§ Required action
All lines containing the string "this" must be copied from the entries.

##### The records

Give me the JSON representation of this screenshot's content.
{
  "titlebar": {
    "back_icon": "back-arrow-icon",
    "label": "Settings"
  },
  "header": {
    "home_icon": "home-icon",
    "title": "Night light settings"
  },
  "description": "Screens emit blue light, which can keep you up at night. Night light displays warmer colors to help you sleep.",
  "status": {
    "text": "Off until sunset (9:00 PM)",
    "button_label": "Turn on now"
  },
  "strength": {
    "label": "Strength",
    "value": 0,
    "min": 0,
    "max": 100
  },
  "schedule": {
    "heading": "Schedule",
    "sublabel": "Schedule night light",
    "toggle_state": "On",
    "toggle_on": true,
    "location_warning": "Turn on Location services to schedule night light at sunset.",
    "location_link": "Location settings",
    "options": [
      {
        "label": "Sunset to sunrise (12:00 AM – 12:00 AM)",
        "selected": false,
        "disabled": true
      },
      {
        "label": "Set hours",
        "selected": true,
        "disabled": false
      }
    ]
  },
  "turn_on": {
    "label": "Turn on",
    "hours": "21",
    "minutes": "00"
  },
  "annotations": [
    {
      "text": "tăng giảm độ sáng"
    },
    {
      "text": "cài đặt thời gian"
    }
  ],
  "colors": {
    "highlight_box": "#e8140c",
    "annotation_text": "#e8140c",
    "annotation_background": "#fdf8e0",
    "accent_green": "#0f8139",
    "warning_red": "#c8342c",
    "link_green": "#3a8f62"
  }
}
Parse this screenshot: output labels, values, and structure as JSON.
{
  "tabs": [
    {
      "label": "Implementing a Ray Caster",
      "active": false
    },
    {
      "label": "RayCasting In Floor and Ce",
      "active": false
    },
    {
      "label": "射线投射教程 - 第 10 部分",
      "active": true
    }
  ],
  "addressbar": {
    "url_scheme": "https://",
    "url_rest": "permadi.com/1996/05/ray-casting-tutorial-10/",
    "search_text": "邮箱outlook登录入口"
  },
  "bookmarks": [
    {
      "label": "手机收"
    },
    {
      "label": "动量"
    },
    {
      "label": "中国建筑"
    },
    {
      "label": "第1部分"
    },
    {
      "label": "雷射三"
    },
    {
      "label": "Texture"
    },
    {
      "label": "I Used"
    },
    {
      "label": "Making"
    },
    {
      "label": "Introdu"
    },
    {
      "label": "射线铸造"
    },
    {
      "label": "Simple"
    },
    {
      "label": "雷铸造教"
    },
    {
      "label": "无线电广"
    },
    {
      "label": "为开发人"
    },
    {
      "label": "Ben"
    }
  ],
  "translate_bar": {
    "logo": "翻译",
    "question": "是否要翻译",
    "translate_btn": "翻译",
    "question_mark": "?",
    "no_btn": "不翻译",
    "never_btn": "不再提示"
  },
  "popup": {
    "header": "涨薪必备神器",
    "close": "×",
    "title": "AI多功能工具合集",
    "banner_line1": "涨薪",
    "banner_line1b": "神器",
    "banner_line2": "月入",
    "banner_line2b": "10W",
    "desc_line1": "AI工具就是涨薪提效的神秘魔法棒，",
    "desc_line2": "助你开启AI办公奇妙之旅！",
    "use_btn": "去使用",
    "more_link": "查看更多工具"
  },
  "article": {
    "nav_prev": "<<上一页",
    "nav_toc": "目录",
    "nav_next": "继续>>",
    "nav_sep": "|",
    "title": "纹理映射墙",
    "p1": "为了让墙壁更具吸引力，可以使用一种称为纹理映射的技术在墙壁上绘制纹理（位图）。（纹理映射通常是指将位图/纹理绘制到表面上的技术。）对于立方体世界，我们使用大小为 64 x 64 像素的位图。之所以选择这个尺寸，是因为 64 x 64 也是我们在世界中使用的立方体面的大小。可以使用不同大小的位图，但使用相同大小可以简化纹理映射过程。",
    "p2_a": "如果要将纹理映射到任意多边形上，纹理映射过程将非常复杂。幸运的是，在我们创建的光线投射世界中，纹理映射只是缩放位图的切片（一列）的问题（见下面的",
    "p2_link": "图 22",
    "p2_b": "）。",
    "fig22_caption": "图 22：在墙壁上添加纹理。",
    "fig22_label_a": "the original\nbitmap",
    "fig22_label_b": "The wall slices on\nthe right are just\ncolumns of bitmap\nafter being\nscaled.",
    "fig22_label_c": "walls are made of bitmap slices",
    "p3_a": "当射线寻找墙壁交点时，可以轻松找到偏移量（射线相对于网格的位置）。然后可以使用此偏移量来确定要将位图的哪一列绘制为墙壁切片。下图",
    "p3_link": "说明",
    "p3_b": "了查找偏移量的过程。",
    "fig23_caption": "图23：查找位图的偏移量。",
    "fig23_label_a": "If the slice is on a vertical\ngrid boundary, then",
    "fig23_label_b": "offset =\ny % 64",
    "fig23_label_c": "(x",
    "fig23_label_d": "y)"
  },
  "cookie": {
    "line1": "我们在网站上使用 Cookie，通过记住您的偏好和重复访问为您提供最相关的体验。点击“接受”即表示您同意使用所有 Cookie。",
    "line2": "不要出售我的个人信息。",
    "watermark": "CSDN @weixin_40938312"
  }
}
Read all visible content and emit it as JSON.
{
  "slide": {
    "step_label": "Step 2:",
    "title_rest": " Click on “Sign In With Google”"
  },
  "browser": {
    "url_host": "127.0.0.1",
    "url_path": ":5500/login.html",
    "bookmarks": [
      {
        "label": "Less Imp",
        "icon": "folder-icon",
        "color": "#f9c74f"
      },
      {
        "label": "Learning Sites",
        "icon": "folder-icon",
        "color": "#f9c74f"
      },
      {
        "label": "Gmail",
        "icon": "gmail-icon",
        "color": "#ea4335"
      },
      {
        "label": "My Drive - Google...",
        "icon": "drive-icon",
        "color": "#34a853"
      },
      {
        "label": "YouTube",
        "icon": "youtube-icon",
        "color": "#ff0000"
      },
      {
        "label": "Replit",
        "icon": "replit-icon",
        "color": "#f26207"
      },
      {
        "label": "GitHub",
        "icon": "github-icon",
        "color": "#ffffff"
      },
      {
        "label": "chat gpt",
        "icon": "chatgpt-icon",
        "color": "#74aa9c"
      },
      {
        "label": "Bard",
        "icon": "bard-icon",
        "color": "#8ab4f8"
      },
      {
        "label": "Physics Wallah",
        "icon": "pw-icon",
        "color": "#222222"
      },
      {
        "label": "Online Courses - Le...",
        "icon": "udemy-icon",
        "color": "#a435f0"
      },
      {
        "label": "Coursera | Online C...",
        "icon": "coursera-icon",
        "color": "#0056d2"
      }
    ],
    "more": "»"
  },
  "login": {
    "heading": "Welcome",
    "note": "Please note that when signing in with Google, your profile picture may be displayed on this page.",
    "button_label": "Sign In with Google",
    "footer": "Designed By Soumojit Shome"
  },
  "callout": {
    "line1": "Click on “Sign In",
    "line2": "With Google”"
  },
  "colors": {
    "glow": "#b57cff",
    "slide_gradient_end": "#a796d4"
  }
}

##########

§ Response below
Give me the JSON representation of this screenshot's content.
Parse this screenshot: output labels, values, and structure as JSON.
    "note": "Please note that when signing in with Google, your profile picture may be displayed on this page.",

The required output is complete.